Half the fun of going out is getting to know someone new, so allow yourself to let that happen organically." —Oliver B."Please don't compare us to your exes—out loud or even in your head.
Sometimes horror stories about them can make for fun discussion, but don't ever bring your ex into the conversation if it's not called for.
When the game ends, the player either loses the game if he failed to properly win over any of the girls, or "finishes" one of the girls, often by having sex with her, marrying her (as in Magical Date), and/or achieving eternal love.
This gives the games more replay value, since the player can focus on a different girl each time, trying to get a different ending.
"Please don't assume we're going to the nicest restaurant in the city because I won't take you there.
I'll take you to a dive bar with amazing burgers to see how you react.
, are a video game subgenre of simulation games, usually Japanese, with romantic elements.
They are also sometimes put under the category of neoromance.
Dating sims such as Tokimeki Memorial, and some role-playing games with similar relationship based mechanics to the genre such as Persona, often give choices that have a different number of associated "mood points" which influence a player character's relationship and future conversations with a non-player character.

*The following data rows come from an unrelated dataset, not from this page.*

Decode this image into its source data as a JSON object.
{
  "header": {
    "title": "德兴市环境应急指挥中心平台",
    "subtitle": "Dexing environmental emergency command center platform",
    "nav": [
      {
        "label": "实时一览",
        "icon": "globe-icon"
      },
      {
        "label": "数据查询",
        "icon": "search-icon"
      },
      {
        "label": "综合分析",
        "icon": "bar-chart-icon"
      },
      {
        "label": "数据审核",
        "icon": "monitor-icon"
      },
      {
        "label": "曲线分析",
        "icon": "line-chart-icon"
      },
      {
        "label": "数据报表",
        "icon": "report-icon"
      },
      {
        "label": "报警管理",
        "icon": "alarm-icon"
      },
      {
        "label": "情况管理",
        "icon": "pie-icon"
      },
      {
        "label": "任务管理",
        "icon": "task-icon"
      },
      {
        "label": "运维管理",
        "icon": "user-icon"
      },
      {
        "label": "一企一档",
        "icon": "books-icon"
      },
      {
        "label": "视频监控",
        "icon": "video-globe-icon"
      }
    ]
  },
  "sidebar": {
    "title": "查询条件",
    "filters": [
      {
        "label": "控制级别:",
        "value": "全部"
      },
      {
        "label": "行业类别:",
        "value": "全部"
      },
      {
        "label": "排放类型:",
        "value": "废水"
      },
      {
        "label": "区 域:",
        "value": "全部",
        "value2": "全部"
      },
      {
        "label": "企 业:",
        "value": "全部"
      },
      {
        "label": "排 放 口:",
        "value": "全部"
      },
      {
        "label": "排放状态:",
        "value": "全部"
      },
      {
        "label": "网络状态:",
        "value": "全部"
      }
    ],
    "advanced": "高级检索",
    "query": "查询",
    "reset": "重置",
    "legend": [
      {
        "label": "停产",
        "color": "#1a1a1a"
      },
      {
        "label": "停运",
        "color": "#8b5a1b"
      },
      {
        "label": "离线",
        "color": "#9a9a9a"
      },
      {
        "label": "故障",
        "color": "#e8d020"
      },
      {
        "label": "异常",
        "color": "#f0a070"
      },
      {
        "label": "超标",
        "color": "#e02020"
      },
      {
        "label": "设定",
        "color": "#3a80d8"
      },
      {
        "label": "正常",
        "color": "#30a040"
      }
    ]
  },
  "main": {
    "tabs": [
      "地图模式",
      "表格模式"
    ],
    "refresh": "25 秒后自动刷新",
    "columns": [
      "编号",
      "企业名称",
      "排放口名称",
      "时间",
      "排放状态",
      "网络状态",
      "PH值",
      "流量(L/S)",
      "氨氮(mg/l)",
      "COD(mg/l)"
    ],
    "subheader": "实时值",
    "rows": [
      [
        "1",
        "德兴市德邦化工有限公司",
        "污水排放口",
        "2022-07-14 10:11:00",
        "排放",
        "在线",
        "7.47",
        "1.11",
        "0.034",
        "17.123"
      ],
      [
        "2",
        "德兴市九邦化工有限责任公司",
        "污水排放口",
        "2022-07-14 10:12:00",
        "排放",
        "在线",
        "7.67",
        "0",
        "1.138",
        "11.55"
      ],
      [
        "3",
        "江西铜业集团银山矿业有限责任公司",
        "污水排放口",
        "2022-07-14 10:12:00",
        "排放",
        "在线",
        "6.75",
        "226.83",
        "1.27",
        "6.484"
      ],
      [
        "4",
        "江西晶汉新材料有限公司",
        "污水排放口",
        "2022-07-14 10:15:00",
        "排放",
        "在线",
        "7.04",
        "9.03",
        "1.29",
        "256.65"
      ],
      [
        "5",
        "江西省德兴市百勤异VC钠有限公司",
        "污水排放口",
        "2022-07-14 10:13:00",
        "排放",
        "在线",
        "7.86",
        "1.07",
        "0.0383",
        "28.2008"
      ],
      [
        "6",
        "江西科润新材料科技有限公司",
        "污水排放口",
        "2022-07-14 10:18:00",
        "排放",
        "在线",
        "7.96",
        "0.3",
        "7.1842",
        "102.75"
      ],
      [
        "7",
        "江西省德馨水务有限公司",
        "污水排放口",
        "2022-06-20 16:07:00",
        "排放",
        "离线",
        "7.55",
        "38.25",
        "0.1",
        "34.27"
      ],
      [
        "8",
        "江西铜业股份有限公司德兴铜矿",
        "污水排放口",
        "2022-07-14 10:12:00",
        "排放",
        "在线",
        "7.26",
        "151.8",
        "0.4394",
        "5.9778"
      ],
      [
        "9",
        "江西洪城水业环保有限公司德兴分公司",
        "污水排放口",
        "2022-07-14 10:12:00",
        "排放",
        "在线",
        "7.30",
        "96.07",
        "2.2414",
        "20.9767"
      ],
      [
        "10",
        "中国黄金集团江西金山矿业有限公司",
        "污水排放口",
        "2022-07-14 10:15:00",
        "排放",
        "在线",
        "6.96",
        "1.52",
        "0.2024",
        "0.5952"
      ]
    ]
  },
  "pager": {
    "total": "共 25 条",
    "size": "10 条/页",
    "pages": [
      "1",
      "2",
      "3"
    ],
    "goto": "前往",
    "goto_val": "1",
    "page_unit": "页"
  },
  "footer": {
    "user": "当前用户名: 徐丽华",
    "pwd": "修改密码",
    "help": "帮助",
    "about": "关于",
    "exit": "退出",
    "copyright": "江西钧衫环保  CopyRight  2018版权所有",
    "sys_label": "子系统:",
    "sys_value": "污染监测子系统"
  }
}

The gameplay involves conversing with a selection of girls, attempting to increase their internal "love meter" through correct choices of dialogue.

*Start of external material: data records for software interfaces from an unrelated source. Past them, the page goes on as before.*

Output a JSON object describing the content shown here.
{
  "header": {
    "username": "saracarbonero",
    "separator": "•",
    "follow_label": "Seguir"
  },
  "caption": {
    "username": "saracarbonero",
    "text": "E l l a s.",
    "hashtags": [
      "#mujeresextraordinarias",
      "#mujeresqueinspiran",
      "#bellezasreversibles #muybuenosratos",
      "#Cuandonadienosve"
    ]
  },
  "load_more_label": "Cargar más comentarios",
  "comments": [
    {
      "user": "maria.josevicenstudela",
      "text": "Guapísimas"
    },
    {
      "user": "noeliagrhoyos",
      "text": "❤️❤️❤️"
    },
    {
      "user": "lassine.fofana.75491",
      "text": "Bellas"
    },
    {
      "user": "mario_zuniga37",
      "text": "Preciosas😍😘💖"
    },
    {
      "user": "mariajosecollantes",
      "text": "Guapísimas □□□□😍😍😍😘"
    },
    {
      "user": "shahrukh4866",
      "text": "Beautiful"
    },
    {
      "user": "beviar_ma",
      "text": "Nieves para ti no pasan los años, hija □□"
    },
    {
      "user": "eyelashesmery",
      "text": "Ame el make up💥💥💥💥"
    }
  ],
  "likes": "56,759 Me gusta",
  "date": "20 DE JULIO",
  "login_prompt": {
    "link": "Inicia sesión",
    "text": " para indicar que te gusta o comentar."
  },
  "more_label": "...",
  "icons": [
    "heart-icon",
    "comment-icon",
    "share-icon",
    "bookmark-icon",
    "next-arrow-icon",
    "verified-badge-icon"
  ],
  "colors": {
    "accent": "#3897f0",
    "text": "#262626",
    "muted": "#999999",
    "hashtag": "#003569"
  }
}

The game lasts for a fixed period of game time, such as one month or three years.
There are also Girls' Love games, which focus on female/female relationships, and Boys' Love games, which focus on male/male pairings.

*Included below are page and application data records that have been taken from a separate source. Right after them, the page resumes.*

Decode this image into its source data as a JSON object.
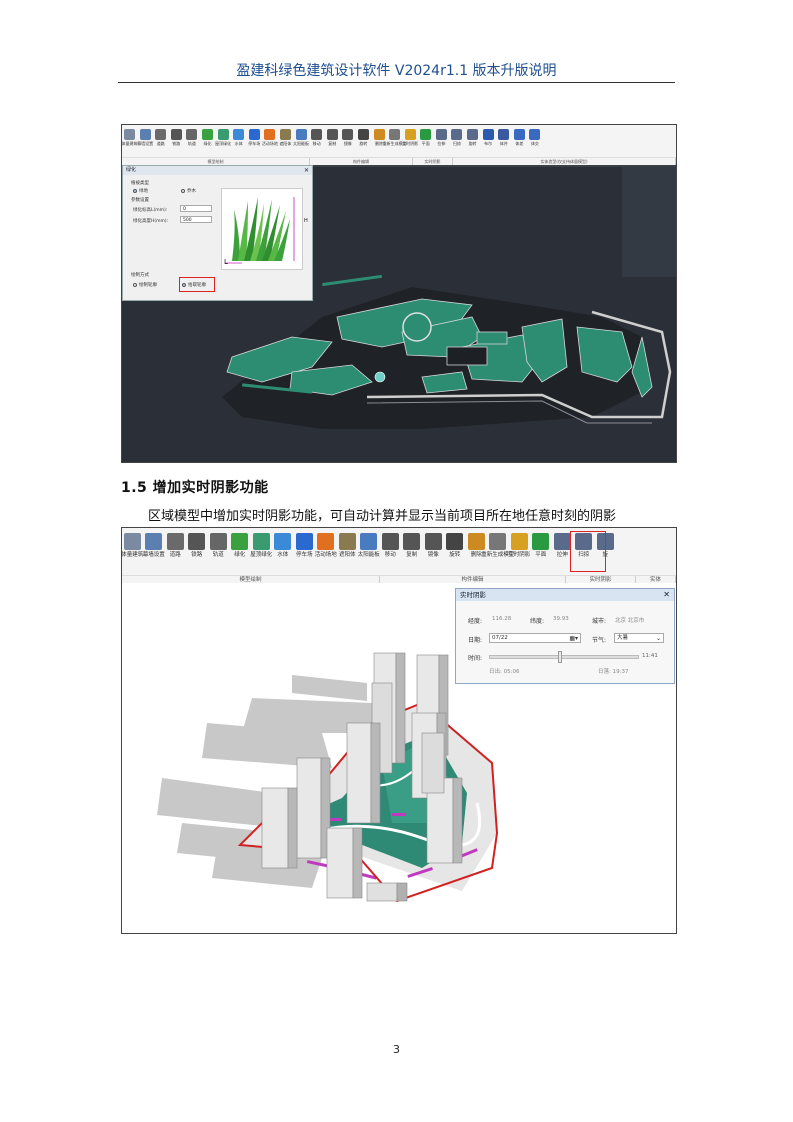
{
  "header": {
    "title": "盈建科绿色建筑设计软件 V2024r1.1 版本升版说明"
  },
  "figure1": {
    "toolbar": {
      "buttons": [
        {
          "label": "体量建筑",
          "color": "#7a8aa0"
        },
        {
          "label": "幕墙设置",
          "color": "#5a7fb0"
        },
        {
          "label": "道路",
          "color": "#6a6a6a"
        },
        {
          "label": "铁路",
          "color": "#555555"
        },
        {
          "label": "轨道",
          "color": "#666666"
        },
        {
          "label": "绿化",
          "color": "#3aa040"
        },
        {
          "label": "屋顶绿化",
          "color": "#3a9a70"
        },
        {
          "label": "水体",
          "color": "#3a8ad8"
        },
        {
          "label": "停车场",
          "color": "#2a6ad0"
        },
        {
          "label": "活动场地",
          "color": "#e07020"
        },
        {
          "label": "遮阳体",
          "color": "#8a7a50"
        },
        {
          "label": "太阳能板",
          "color": "#4a7ac0"
        },
        {
          "label": "移动",
          "color": "#555555"
        },
        {
          "label": "复制",
          "color": "#555555"
        },
        {
          "label": "镜像",
          "color": "#555555"
        },
        {
          "label": "旋转",
          "color": "#444444"
        },
        {
          "label": "删除",
          "color": "#cc8a20"
        },
        {
          "label": "重新生成模型",
          "color": "#777777"
        },
        {
          "label": "实时阴影",
          "color": "#d8a020"
        },
        {
          "label": "平面",
          "color": "#2a9a40"
        },
        {
          "label": "拉伸",
          "color": "#5a6a8a"
        },
        {
          "label": "扫掠",
          "color": "#5a6a8a"
        },
        {
          "label": "旋转",
          "color": "#5a6a8a"
        },
        {
          "label": "布尔",
          "color": "#2a5ab0"
        },
        {
          "label": "体并",
          "color": "#3a5aa0"
        },
        {
          "label": "体差",
          "color": "#3a6ac0"
        },
        {
          "label": "体交",
          "color": "#3a6ac0"
        }
      ],
      "groups": [
        "模型绘制",
        "构件编辑",
        "实时阴影",
        "实体造型(仅支持体量模型)"
      ]
    },
    "dialog": {
      "title": "绿化",
      "close": "✕",
      "type_label": "植被类型",
      "opt_grass": "绿地",
      "opt_tree": "乔木",
      "params_label": "参数设置",
      "width_label": "绿化标高L(mm):",
      "width_value": "0",
      "height_label": "绿化高度H(mm):",
      "height_value": "500",
      "draw_label": "绘制方式",
      "opt_draw_contour": "绘制轮廓",
      "opt_pick_contour": "拾取轮廓",
      "preview_l": "L",
      "preview_h": "H"
    }
  },
  "section": {
    "heading": "1.5  增加实时阴影功能",
    "paragraph": "区域模型中增加实时阴影功能，可自动计算并显示当前项目所在地任意时刻的阴影"
  },
  "figure2": {
    "toolbar": {
      "buttons": [
        {
          "label": "体量建筑",
          "color": "#7a8aa0"
        },
        {
          "label": "幕墙设置",
          "color": "#5a7fb0"
        },
        {
          "label": "道路",
          "color": "#6a6a6a"
        },
        {
          "label": "铁路",
          "color": "#555555"
        },
        {
          "label": "轨道",
          "color": "#666666"
        },
        {
          "label": "绿化",
          "color": "#3aa040"
        },
        {
          "label": "屋顶绿化",
          "color": "#3a9a70"
        },
        {
          "label": "水体",
          "color": "#3a8ad8"
        },
        {
          "label": "停车场",
          "color": "#2a6ad0"
        },
        {
          "label": "活动场地",
          "color": "#e07020"
        },
        {
          "label": "遮阳体",
          "color": "#8a7a50"
        },
        {
          "label": "太阳能板",
          "color": "#4a7ac0"
        },
        {
          "label": "移动",
          "color": "#555555"
        },
        {
          "label": "复制",
          "color": "#555555"
        },
        {
          "label": "镜像",
          "color": "#555555"
        },
        {
          "label": "旋转",
          "color": "#444444"
        },
        {
          "label": "删除",
          "color": "#cc8a20"
        },
        {
          "label": "重新生成模型",
          "color": "#777777"
        },
        {
          "label": "实时阴影",
          "color": "#d8a020"
        },
        {
          "label": "平面",
          "color": "#2a9a40"
        },
        {
          "label": "拉伸",
          "color": "#5a6a8a"
        },
        {
          "label": "扫掠",
          "color": "#5a6a8a"
        },
        {
          "label": "旋",
          "color": "#5a6a8a"
        }
      ],
      "groups": [
        "模型绘制",
        "构件编辑",
        "实时阴影",
        "实体"
      ]
    },
    "shadow_panel": {
      "title": "实时阴影",
      "close": "✕",
      "longitude_label": "经度:",
      "longitude_value": "116.28",
      "latitude_label": "纬度:",
      "latitude_value": "39.93",
      "city_label": "城市:",
      "city_value": "北京 北京市",
      "date_label": "日期:",
      "date_value": "07/22",
      "solar_term_label": "节气:",
      "solar_term_value": "大暑",
      "time_label": "时间:",
      "time_value": "11:41",
      "time_fraction": 0.47,
      "sunrise": "日出: 05:06",
      "sunset": "日落: 19:37"
    }
  },
  "footer": {
    "page_number": "3"
  }
}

There are many variations on this theme: high-school romances are the most common, but a dating sim may also take place in a fantasy setting and involve such challenges as defending one's girl from monsters.